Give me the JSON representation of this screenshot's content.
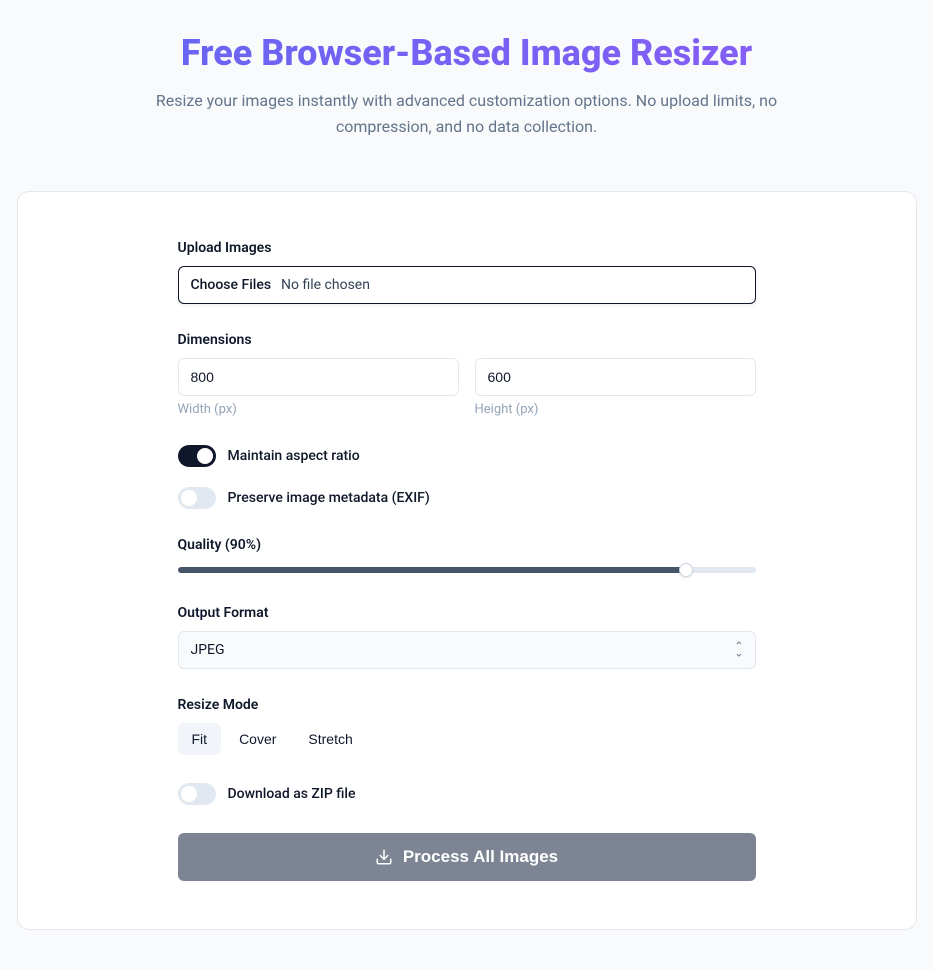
{
  "header": {
    "title": "Free Browser-Based Image Resizer",
    "subtitle": "Resize your images instantly with advanced customization options. No upload limits, no compression, and no data collection."
  },
  "upload": {
    "label": "Upload Images",
    "button": "Choose Files",
    "placeholder": "No file chosen"
  },
  "dimensions": {
    "label": "Dimensions",
    "width_value": "800",
    "width_label": "Width (px)",
    "height_value": "600",
    "height_label": "Height (px)"
  },
  "toggles": {
    "aspect_ratio": "Maintain aspect ratio",
    "preserve_exif": "Preserve image metadata (EXIF)",
    "download_zip": "Download as ZIP file"
  },
  "quality": {
    "label": "Quality (90%)",
    "value": 90
  },
  "output_format": {
    "label": "Output Format",
    "value": "JPEG"
  },
  "resize_mode": {
    "label": "Resize Mode",
    "options": [
      "Fit",
      "Cover",
      "Stretch"
    ],
    "selected": "Fit"
  },
  "process_button": "Process All Images"
}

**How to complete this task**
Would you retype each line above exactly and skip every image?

**Answer below**
Give me the JSON representation of this screenshot's content.
{
  "header": {
    "title": "Free Browser-Based Image Resizer",
    "subtitle": "Resize your images instantly with advanced customization options. No upload limits, no compression, and no data collection."
  },
  "upload": {
    "label": "Upload Images",
    "button": "Choose Files",
    "placeholder": "No file chosen"
  },
  "dimensions": {
    "label": "Dimensions",
    "width_value": "800",
    "width_label": "Width (px)",
    "height_value": "600",
    "height_label": "Height (px)"
  },
  "toggles": {
    "aspect_ratio": "Maintain aspect ratio",
    "preserve_exif": "Preserve image metadata (EXIF)",
    "download_zip": "Download as ZIP file"
  },
  "quality": {
    "label": "Quality (90%)",
    "value": 90
  },
  "output_format": {
    "label": "Output Format",
    "value": "JPEG"
  },
  "resize_mode": {
    "label": "Resize Mode",
    "options": [
      "Fit",
      "Cover",
      "Stretch"
    ],
    "selected": "Fit"
  },
  "process_button": "Process All Images"
}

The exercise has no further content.